[YOUR INSTRUCTIONS] Find each line below where the word "align" occurs, and copy it.
____________
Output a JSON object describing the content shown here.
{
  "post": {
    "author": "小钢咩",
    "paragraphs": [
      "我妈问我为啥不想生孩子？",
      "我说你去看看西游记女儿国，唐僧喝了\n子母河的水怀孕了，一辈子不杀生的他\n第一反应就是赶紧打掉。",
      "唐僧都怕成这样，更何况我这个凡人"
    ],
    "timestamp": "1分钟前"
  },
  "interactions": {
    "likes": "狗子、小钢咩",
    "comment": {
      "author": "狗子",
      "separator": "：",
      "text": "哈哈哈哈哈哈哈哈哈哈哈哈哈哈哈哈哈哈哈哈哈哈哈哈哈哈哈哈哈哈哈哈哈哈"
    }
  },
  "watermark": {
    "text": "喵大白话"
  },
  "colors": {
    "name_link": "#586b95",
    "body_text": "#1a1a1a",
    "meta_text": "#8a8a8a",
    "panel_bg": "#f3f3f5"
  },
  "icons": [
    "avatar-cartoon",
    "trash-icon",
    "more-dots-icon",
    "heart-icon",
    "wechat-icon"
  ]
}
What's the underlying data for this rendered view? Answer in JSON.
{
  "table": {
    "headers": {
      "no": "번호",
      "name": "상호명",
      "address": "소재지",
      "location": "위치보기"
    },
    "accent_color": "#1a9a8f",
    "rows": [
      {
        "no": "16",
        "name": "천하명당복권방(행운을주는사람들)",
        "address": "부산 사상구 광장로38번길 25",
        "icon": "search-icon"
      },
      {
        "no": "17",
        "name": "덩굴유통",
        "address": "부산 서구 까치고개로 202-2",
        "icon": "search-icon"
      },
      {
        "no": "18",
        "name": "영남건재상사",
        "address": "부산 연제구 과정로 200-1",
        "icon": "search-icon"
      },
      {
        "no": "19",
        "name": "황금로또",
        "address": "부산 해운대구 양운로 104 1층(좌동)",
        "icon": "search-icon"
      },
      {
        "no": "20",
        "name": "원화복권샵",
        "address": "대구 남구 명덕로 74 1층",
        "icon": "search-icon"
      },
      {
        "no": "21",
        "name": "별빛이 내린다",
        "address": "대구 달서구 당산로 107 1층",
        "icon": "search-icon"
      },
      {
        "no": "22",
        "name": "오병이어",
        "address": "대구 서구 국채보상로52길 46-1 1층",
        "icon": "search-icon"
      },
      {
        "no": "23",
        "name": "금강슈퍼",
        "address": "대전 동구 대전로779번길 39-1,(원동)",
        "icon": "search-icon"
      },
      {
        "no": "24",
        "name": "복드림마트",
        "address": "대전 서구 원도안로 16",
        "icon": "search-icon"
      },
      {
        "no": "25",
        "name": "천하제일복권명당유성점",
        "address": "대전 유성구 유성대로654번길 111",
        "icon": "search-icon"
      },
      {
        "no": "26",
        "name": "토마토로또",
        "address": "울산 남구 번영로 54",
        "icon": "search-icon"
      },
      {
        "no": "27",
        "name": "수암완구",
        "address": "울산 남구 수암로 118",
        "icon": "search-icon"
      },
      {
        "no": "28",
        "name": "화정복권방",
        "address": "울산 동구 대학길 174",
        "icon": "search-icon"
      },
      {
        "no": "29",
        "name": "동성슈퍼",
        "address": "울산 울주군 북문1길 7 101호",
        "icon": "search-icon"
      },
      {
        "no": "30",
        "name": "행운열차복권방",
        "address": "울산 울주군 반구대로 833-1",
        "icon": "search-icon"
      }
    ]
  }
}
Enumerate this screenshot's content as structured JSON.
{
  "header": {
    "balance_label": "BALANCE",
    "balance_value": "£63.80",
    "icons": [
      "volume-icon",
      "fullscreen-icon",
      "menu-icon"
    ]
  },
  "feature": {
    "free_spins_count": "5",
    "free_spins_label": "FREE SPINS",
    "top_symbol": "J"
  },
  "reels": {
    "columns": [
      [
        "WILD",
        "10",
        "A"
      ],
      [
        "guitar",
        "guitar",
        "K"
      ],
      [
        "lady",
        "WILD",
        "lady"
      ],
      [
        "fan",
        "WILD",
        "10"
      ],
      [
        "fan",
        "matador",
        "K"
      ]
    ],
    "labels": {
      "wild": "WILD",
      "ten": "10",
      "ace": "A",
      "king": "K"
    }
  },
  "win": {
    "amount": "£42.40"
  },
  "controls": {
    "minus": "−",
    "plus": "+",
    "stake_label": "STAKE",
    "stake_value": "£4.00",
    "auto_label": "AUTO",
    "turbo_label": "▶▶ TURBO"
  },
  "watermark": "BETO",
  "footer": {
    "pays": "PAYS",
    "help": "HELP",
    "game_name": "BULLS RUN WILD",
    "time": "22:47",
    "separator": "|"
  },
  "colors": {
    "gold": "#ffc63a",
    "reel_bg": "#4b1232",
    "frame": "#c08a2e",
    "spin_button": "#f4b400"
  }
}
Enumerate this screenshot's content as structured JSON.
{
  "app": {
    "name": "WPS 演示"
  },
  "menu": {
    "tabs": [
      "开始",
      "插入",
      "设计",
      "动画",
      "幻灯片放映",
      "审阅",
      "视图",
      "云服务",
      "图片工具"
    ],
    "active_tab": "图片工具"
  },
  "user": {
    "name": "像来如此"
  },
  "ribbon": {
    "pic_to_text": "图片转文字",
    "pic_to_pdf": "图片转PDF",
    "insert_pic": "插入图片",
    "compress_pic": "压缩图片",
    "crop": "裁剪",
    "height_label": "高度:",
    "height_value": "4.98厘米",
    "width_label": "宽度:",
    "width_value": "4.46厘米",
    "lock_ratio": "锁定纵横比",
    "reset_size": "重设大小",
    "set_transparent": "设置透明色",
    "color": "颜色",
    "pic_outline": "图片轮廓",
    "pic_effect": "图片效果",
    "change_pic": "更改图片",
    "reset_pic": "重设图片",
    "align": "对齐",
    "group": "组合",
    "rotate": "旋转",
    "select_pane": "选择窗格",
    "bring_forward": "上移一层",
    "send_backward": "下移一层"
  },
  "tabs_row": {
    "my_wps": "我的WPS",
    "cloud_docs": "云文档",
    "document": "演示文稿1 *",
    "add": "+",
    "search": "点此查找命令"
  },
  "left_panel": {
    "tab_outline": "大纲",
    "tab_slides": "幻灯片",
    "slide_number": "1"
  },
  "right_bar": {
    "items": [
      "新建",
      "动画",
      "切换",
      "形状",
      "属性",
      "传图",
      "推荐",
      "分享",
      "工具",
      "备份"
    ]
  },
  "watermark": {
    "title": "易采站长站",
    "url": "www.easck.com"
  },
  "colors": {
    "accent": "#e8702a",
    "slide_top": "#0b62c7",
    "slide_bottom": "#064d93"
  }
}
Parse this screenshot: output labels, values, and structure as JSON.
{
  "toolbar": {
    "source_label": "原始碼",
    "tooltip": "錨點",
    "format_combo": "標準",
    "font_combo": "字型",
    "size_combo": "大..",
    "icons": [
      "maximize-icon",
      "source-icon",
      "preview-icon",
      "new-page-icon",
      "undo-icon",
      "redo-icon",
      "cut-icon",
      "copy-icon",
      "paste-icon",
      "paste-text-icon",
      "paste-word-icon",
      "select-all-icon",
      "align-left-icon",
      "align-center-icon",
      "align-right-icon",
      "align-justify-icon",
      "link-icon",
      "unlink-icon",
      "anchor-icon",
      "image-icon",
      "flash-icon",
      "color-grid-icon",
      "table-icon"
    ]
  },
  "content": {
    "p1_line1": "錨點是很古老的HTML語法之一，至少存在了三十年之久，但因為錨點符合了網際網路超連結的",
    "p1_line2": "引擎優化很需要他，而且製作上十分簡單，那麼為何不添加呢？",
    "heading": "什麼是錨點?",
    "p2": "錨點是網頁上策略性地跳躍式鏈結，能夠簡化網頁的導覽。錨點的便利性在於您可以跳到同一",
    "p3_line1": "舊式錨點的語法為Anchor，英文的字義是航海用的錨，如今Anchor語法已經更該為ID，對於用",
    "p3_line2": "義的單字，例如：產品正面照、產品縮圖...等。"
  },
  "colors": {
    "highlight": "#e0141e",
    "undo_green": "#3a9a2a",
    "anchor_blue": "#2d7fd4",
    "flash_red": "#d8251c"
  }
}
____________
[ANSWER TO THE EXERCISE]
    "align": "对齐",
      "align-left-icon",
      "align-center-icon",
      "align-right-icon",
      "align-justify-icon",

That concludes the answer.